That trial asked focused research questions about the comparative benefits of using the machine.

Shroyer concluded that there was “no off pump advantage” across a diversity of clinical outcomes and likened the process of performing this surgery without a pump to sewing a patch onto blue jeans while a child is walking up the stairs, making the stitching process more technically demanding.

Shroyer recognizes that some doctors prefer to do the procedure without the pump. Many of them suggest they have the surgical expertise to make the process a viable one for patients.Some patients may also have specific reasons to consider off pump procedures.

As for the second highly cited paper, Shroyer worked with the STS National Adult Cardiac Surgery Database Committee team and published that in the Annals of Thoracic Surgery. That paper identified the most important preoperative risk factors associated with major morbidities after surgery.

“This paper described a broad-based analytical approach which was originally developed in the VA” by Drs. Karl Hammermeister, Fred Grover, Guillermo Marshall and Shroyer working together, she explained in an email. Given that the Society of Thoracic Surgery’s database has subsequently been used to address other research questions, this early statistical modeling approach has attracted considerable interest.
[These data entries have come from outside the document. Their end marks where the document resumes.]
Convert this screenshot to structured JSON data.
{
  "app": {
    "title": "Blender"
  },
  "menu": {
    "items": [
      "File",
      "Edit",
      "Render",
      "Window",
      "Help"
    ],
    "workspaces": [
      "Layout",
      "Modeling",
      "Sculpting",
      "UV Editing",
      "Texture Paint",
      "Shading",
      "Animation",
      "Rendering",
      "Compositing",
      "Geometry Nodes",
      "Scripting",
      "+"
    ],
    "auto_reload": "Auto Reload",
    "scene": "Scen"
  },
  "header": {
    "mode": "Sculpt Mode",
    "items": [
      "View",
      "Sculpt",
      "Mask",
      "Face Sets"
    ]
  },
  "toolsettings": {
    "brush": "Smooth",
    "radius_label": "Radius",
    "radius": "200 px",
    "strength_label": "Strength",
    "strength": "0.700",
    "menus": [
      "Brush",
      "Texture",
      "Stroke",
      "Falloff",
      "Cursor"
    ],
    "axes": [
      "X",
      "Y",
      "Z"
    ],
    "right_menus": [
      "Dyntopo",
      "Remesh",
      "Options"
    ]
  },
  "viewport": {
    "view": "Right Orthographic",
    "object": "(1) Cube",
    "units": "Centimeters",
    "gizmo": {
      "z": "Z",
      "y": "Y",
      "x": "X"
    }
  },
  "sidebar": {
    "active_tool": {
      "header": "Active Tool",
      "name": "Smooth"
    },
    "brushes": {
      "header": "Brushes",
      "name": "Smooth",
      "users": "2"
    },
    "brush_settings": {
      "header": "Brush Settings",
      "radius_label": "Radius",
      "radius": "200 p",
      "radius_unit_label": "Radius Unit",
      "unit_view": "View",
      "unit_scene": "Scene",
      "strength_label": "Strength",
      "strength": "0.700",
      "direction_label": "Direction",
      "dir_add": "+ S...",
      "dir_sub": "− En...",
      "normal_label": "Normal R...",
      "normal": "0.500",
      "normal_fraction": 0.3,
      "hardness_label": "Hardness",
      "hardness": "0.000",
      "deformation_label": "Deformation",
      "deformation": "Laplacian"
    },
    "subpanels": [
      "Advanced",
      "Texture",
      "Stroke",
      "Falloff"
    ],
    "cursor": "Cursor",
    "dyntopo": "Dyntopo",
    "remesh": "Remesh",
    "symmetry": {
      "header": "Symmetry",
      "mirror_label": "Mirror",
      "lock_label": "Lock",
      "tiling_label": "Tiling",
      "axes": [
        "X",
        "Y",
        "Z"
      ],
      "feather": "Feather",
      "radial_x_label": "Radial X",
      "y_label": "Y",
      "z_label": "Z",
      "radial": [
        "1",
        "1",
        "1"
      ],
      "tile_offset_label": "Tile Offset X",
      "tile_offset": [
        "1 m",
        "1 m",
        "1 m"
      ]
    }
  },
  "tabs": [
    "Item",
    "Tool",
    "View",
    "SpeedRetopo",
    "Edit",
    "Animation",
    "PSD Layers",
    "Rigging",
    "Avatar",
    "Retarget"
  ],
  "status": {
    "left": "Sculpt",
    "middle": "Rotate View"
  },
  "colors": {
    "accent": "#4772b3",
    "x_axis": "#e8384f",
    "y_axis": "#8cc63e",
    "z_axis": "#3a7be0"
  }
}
In terms of the overall list, Shroyer expressed a few surprises. For starters, she noticed a larger than anticipated proportion of articles focused on the surgical procedure’s clinical outcomes. In her view, the topic is important, but not to the exclusion of research focused on evaluating the process of care and the structures of care. These include actions that care providers take on behalf of their patients, the actions patients take for themselves, and the nature of the environment where patients seek out care.
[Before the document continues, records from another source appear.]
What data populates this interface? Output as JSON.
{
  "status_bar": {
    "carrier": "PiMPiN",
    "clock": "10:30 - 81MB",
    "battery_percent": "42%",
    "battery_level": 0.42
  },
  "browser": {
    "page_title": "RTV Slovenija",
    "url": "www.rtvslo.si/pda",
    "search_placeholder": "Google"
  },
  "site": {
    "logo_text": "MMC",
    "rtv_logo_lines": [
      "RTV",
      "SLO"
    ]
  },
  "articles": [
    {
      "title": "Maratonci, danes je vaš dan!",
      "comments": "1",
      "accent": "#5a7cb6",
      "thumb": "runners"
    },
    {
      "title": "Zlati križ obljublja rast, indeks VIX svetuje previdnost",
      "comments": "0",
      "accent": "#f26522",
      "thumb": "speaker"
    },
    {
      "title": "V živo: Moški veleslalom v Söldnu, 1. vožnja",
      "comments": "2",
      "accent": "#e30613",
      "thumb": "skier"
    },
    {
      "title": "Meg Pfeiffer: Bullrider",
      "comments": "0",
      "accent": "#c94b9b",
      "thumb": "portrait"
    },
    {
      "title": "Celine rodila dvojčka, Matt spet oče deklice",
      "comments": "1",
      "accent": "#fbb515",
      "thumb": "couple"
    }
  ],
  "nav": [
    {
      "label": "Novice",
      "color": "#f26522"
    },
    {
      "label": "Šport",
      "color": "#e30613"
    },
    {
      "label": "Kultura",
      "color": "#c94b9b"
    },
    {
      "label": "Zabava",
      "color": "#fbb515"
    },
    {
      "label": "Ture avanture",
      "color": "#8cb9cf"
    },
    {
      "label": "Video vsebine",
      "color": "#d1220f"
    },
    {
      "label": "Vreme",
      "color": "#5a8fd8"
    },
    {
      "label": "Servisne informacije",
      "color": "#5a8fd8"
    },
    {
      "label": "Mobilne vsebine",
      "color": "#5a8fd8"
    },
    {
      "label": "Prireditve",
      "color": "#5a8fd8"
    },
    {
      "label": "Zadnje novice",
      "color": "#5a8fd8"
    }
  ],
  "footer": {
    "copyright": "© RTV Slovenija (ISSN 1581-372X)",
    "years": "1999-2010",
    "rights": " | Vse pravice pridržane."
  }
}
“Identifying the adverse outcomes post-CABG informs you that there is a problem, but clinical outcomes research doesn’t provide guidance on how to solve” the problem or problems identified, she said, adding that she hopes future research evaluates the processes and structures of care that may affect risk-adjusted clinical outcomes.

Shroyer also expected that the findings of several trials published in the New England Journal of Medicine would have ended the debate about off-pump versus on-pump benefits. The debate, however, is “still active,” she said.

Five years from now, Shroyer anticipates changes in the list. She hopes these high impact journals will include evaluations of novel treatments and surgeon-based characteristics, which may influence risk-adjusted outcomes.

Shroyer is pleased with the collaborators who have worked with her, as well as with the information from which she has drawn her conclusions.

“This high level of citation represents a tribute to the entire VA ROOBY trial team as well as to the STS Adult Cardiac Surgery Database and National Database Committees’ members,” she said. “In addition to terrific collaborators, I feel very blessed to have had several great mentors,” which includes Gerald McDonald and Fred Grover.

She also appreciates that she has had appointments at Stony Brook and at the Northport VA Medical Center that support her research projects.